_Problem statement_
Every line below that includes the word "icon" needs to be copied.

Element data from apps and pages
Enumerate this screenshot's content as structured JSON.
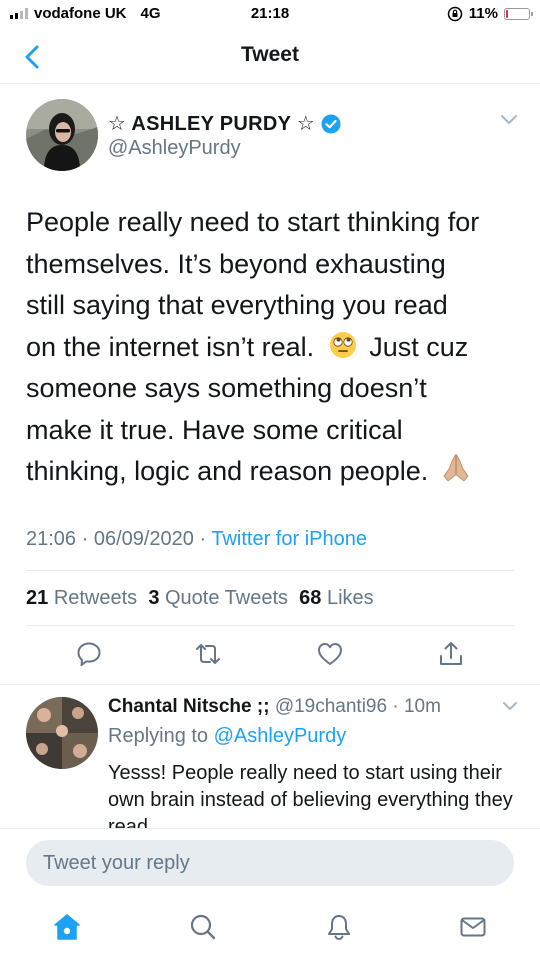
{
  "status_bar": {
    "carrier": "vodafone UK",
    "network": "4G",
    "time": "21:18",
    "battery_percent": "11%",
    "battery_level": 0.11
  },
  "header": {
    "title": "Tweet"
  },
  "tweet": {
    "author_name": "☆ ASHLEY PURDY ☆",
    "handle": "@AshleyPurdy",
    "text_lines": [
      "People really need to start thinking for",
      "themselves. It’s beyond exhausting",
      "still saying that everything you read",
      "on the internet isn’t real.",
      "Just cuz",
      "someone says something doesn’t",
      "make it true. Have some critical",
      "thinking, logic and reason people."
    ],
    "emoji_1": "face-with-rolling-eyes",
    "emoji_2": "folded-hands",
    "time": "21:06 · 06/09/2020 ·",
    "source": "Twitter for iPhone",
    "retweets_count": "21",
    "retweets_label": "Retweets",
    "quotes_count": "3",
    "quotes_label": "Quote Tweets",
    "likes_count": "68",
    "likes_label": "Likes"
  },
  "actions": [
    "reply-icon",
    "retweet-icon",
    "like-icon",
    "share-icon"
  ],
  "reply": {
    "name": "Chantal Nitsche ;;",
    "handle_time": "@19chanti96 · 10m",
    "replying_prefix": "Replying to",
    "replying_to": "@AshleyPurdy",
    "text": "Yesss! People really need to start using their own brain instead of believing everything they read"
  },
  "reply_input": {
    "placeholder": "Tweet your reply"
  },
  "tabbar": [
    "home-icon",
    "search-icon",
    "notifications-icon",
    "messages-icon"
  ],
  "colors": {
    "accent": "#1da1f2",
    "text": "#14171a",
    "secondary": "#657786",
    "divider": "#e6ecf0",
    "battery_low": "#e0245e"
  }
}
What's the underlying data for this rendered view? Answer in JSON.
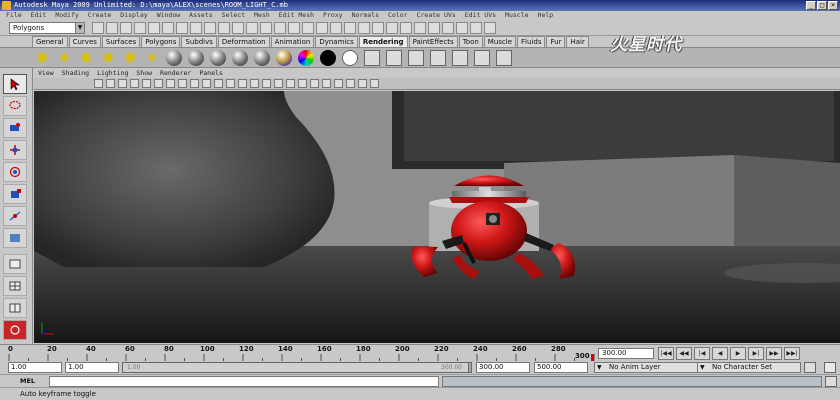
{
  "window": {
    "title": "Autodesk Maya 2009 Unlimited: D:\\maya\\ALEX\\scenes\\ROOM_LIGHT_C.mb"
  },
  "menus": [
    "File",
    "Edit",
    "Modify",
    "Create",
    "Display",
    "Window",
    "Assets",
    "Select",
    "Mesh",
    "Edit Mesh",
    "Proxy",
    "Normals",
    "Color",
    "Create UVs",
    "Edit UVs",
    "Muscle",
    "Help"
  ],
  "status_line": {
    "mode": "Polygons"
  },
  "shelf": {
    "tabs": [
      "General",
      "Curves",
      "Surfaces",
      "Polygons",
      "Subdivs",
      "Deformation",
      "Animation",
      "Dynamics",
      "Rendering",
      "PaintEffects",
      "Toon",
      "Muscle",
      "Fluids",
      "Fur",
      "Hair"
    ],
    "active_tab": "Rendering"
  },
  "panel_menu": [
    "View",
    "Shading",
    "Lighting",
    "Show",
    "Renderer",
    "Panels"
  ],
  "watermark": "火星时代",
  "time_slider": {
    "ticks": [
      "0",
      "20",
      "40",
      "60",
      "80",
      "100",
      "120",
      "140",
      "160",
      "180",
      "200",
      "220",
      "240",
      "260",
      "280",
      "300"
    ],
    "current_frame": "300.00"
  },
  "range_slider": {
    "start": "1.00",
    "playback_start": "1.00",
    "range_start_label": "1.00",
    "range_end_label": "300.00",
    "playback_end": "300.00",
    "end": "500.00",
    "anim_layer": "No Anim Layer",
    "character_set": "No Character Set"
  },
  "command_line": {
    "label": "MEL"
  },
  "help_line": {
    "text": "Auto keyframe toggle"
  },
  "colors": {
    "robot_red": "#d01818",
    "title_bar": "#2a3c8a",
    "viewport_bg": "#8f8f8f"
  }
}
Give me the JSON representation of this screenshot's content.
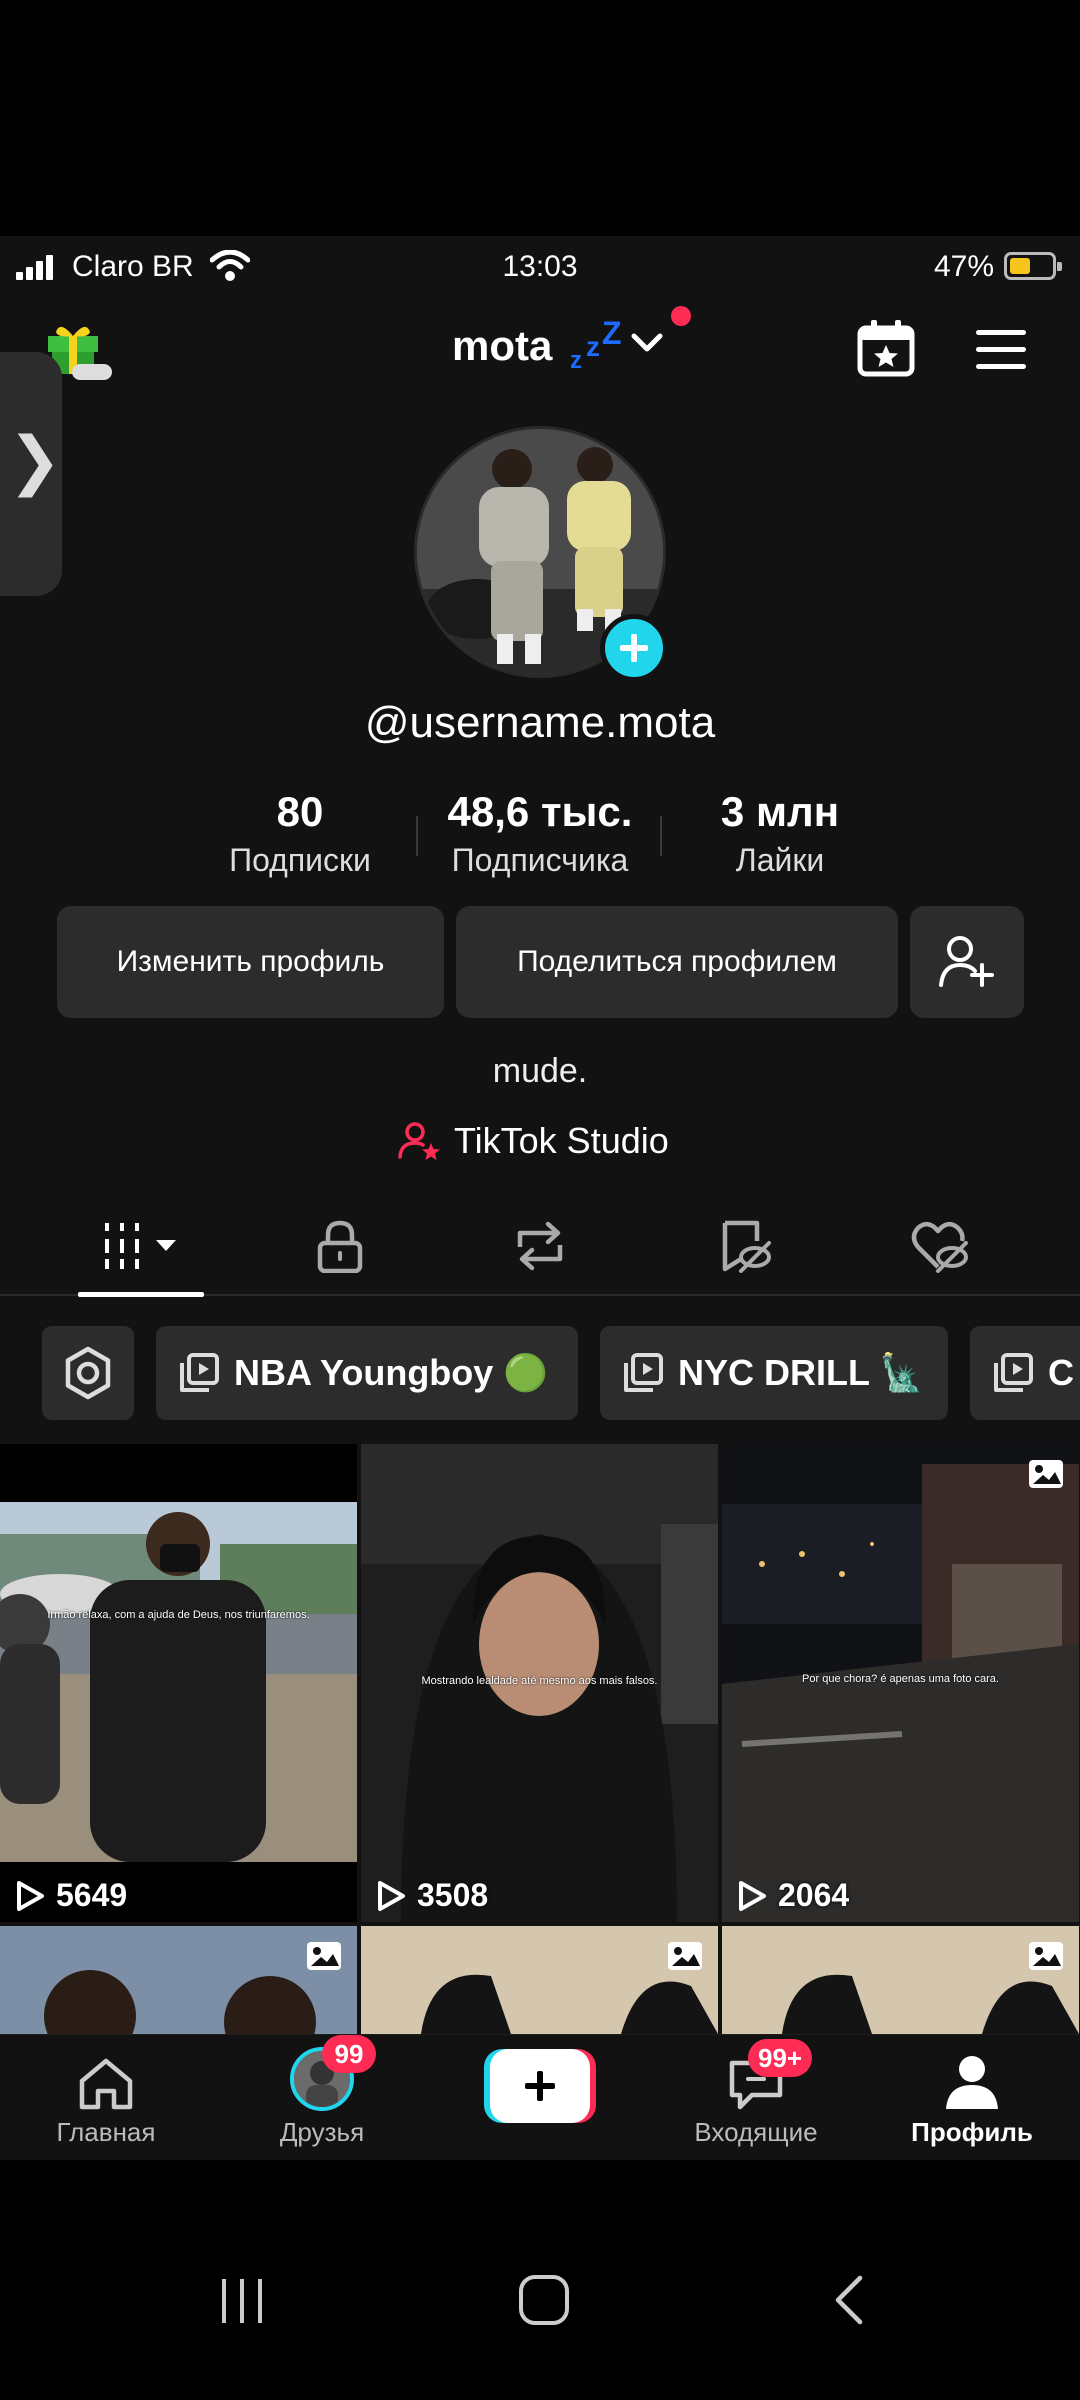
{
  "status_bar": {
    "carrier": "Claro BR",
    "time": "13:03",
    "battery_percent": "47%",
    "battery_level": 0.47
  },
  "header": {
    "username": "mota",
    "notification_dot": true
  },
  "profile": {
    "handle": "@username.mota",
    "following_count": "80",
    "following_label": "Подписки",
    "followers_count": "48,6 тыс.",
    "followers_label": "Подписчика",
    "likes_count": "3 млн",
    "likes_label": "Лайки",
    "edit_button": "Изменить профиль",
    "share_button": "Поделиться профилем",
    "bio": "mude.",
    "studio_link": "TikTok Studio"
  },
  "playlists": [
    {
      "label": "NBA Youngboy 🟢"
    },
    {
      "label": "NYC DRILL 🗽"
    },
    {
      "label": "C"
    }
  ],
  "videos": [
    {
      "views": "5649",
      "caption": "Irmão relaxa, com a ajuda de Deus, nos triunfaremos."
    },
    {
      "views": "3508",
      "caption": "Mostrando lealdade até mesmo aos mais falsos."
    },
    {
      "views": "2064",
      "caption": "Por que chora? é apenas uma foto cara."
    }
  ],
  "bottom_nav": {
    "home": "Главная",
    "friends": "Друзья",
    "friends_badge": "99",
    "inbox": "Входящие",
    "inbox_badge": "99+",
    "profile": "Профиль"
  },
  "colors": {
    "background": "#121212",
    "surface": "#2c2c2c",
    "accent_cyan": "#20d5ec",
    "accent_red": "#fe2c55",
    "battery": "#f6c41b"
  }
}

_Answer section_
    "reply-icon",
    "retweet-icon",
    "like-icon",
    "share-icon"
    "home-icon",
    "search-icon",
    "notifications-icon",
    "messages-icon"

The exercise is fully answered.